The federal peak motoring body has today revealed a 7.8 per cent decrease in car sales in 2019.
The Federal Chamber of Automotive Industries (FCAI) tallied a total of 1,062,867 new vehicles sold in 2019.
This figure marks the lowest annual car sales figure - reported by automotive stats service VFACTS - since 2011.
FCAI chief Tony Weber said economic conditions in Australia and globally affected the disappointing results.
"2019 reflects a tough year for the Australian economy, with challenges including tightening of lending, movements in exchange rates, slow wages growth, and of course, the extreme environmental factors our country is facing," Mr Weber said.
On a monthly basis, 84,239 new vehicle sales were recorded for December 2019 - a decrease of 3.8 per cent compared to December 2018.
Looking for a car loan? Below are some of the lowest fixed car loan rates on the market this month.
The car sales winners and losers
2019 saw a further shift to SUV sales, which now hold 45.5 per cent of the total market - a 2.5 per cent increase from 2018.
However, overall sales of SUVs declined in 2019 by 2.4 per cent compared to 2018.
Tradies everywhere will also rejoice at the Toyota Hilux sales figures, which claimed number one spot for top selling vehicles in 2019, with a total of 47,649 sales.
In number two spot was the Ford Ranger with just under 41,000 sales, followed by the tried and true Toyota Corolla at just over 30,000 sales.
The Mitsubishi ASX was the biggest winner out of the overall disappointing results, with a 60.8 per cent increase in sales on 2018.
|Rank||Vehicle||Dec 19||Dec 18||% Diff|
|8||Isuzu Ute D-Max||1880||2184||-13.9%|
Overall, Toyota led the market share department with 19.4 per cent of sales, followed by Mazda with 9.2 per cent.
New South Wales led the states in car sales, at 26,683 - a 1.4 per cent improvement on 2018; the biggest slide was South Australia with a 18.3 per cent decrease in car sales.
How car sales are recorded
In lieu of sales figure announcements, the FCAI noted further improvements to VFACTS' data recording system.
“Like any data platform, continuous improvement is a key requirement,” Mr Weber said.
“For this reason, we have instituted a further confirmation on data presented to the VFACTS system from our members.
"This data is, as necessary, verified against the national registration data base and, when confirmed, vehicles are accepted into the monthly VFACTS reporting system.”
- What are the costs of investing in property?
- What are some credit cards with no annual fee?
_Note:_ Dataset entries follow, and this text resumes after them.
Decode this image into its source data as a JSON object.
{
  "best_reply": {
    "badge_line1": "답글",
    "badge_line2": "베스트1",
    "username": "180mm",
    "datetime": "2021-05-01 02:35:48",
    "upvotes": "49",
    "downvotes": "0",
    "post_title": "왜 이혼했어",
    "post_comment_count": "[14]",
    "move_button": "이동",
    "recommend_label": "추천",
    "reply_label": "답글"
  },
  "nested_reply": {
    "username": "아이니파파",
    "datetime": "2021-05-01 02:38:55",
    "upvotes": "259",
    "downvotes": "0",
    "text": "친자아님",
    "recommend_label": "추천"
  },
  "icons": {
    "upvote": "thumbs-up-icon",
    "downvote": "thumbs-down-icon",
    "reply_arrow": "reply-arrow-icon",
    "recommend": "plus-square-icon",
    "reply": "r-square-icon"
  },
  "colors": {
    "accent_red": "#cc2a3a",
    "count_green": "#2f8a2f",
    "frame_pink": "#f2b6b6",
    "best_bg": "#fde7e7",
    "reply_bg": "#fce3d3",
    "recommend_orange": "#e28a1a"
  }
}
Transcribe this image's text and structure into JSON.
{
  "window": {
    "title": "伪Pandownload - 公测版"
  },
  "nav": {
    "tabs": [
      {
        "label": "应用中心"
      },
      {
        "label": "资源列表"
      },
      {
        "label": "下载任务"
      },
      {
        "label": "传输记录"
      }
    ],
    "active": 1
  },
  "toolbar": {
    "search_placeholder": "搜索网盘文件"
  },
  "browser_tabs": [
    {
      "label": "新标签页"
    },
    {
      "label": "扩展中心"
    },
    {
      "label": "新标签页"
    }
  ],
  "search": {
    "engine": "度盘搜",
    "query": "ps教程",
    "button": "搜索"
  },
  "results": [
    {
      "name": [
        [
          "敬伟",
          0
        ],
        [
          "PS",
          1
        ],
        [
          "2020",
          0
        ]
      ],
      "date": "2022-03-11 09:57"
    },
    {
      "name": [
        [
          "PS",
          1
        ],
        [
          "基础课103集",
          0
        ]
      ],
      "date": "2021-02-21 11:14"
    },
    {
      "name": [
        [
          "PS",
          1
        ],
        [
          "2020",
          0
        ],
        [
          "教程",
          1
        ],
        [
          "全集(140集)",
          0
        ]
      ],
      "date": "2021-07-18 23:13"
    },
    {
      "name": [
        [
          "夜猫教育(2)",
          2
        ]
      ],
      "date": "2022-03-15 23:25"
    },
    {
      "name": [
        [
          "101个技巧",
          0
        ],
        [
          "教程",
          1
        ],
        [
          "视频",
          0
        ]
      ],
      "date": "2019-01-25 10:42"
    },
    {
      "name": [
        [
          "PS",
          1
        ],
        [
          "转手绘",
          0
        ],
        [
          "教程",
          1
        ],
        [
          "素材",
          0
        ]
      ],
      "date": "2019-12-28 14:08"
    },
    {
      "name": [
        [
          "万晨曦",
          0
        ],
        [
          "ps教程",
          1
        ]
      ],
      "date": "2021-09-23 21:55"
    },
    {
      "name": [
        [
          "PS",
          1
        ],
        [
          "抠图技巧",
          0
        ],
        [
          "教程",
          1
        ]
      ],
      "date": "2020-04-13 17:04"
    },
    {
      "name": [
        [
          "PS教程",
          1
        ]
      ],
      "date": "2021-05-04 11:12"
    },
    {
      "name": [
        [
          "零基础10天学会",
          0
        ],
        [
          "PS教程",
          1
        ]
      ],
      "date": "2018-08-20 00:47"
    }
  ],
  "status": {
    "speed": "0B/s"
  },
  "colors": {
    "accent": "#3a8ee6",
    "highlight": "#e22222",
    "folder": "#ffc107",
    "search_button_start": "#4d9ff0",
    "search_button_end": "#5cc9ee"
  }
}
- How the COVID pandemic changed what Australians want in a home
- Citi to leave Australian banking: Credit cards, home loans, savings accounts to go
- Why are home loans rates climbing when the cash rate is still 0.10%?